Poker is a card game where players place bets in order to win the pot. The pot is the sum of all the bets placed during the betting interval of a deal. The hand that has the highest rank at the end of the betting period wins the pot. The rules of poker are based on the laws of probability, psychology, and game theory. Poker is also a great way to learn discipline and how to make long-term decisions.
Poker teaches you how to read your opponents and use your knowledge of the game’s odds to make better decisions. A good poker player will always look for ways to improve their chances of winning and will not be afraid to take a loss if it will get them closer to the victory. This kind of mental resilience will benefit you in many areas of your life outside of the poker table.
The game also teaches you to control your emotions and think strategically.
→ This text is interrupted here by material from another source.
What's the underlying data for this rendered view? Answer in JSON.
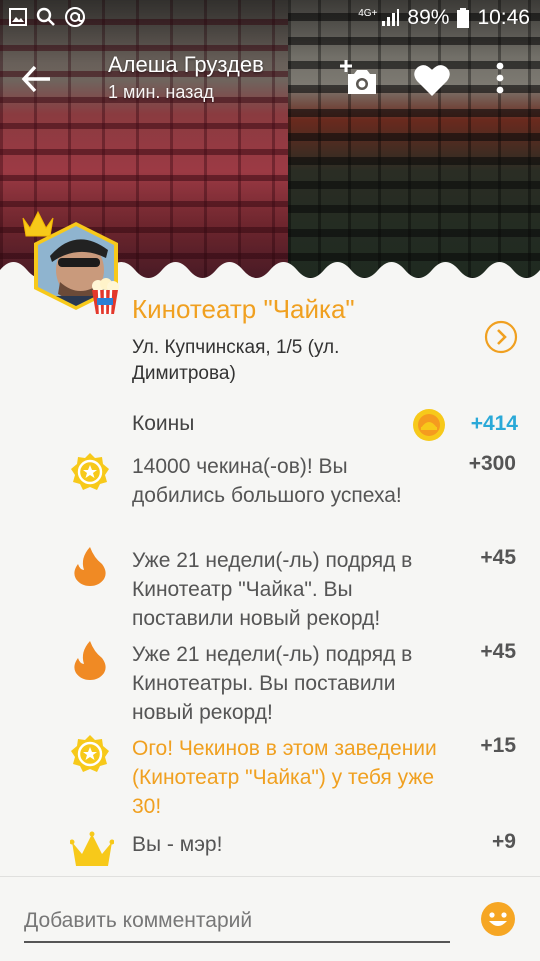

It is a difficult game to play well when you are feeling nervous or stressed. It is important to maintain a level head at the poker table and be patient with your decisions. This mental discipline will help you in your professional and personal lives.
Another important skill that poker teaches you is how to calculate the likelihood of getting the cards that you need in order to form a high-ranking hand. This can be a useful skill in all types of situations, from deciding whether or not to call a bet to planning your next move when you are behind.
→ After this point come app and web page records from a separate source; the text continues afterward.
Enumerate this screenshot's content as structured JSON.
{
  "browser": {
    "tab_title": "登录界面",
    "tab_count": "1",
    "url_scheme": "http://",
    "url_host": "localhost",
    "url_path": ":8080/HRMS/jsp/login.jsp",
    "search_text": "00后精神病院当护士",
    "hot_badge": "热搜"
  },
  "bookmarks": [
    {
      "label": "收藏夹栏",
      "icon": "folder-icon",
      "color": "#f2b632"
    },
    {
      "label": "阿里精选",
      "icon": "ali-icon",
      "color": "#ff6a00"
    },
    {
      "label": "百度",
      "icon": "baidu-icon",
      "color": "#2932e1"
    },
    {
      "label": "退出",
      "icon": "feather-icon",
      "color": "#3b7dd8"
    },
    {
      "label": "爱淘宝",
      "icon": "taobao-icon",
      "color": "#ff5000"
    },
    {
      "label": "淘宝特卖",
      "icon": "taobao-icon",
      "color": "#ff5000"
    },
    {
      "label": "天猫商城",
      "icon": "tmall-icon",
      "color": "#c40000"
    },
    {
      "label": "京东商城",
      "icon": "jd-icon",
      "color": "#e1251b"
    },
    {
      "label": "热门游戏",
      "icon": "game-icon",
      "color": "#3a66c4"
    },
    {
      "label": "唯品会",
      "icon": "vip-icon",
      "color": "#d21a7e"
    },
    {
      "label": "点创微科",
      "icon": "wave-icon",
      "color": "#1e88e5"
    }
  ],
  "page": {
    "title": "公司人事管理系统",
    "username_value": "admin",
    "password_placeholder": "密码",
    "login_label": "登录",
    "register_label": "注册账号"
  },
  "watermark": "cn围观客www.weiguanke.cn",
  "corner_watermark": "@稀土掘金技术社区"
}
In addition, poker can help you to understand the value of position. You should always try to be in late position when possible, as this will allow you to manipulate the pot on later betting streets. Also, you should avoid calling re-raises with weak hands from early positions.
It is also important to mix up your poker style. If you play the same type of poker all the time, your opponents will quickly figure out what you have. A balanced poker style will keep your opponents on their toes and make it much more difficult for them to call your bluffs.
Finally, poker teaches you how to manage risk. This is an important skill because even if you are a skilled player, poker can be a very risky game. Therefore, you should never gamble more money than you are willing to lose and should always track your wins and losses. This will help you to stay in control of your finances and be a more successful player in the long run. A strong poker bankroll will also give you confidence in your abilities and will make you more willing to try new things at the poker table. If you want to play poker professionally, this is an especially essential skill.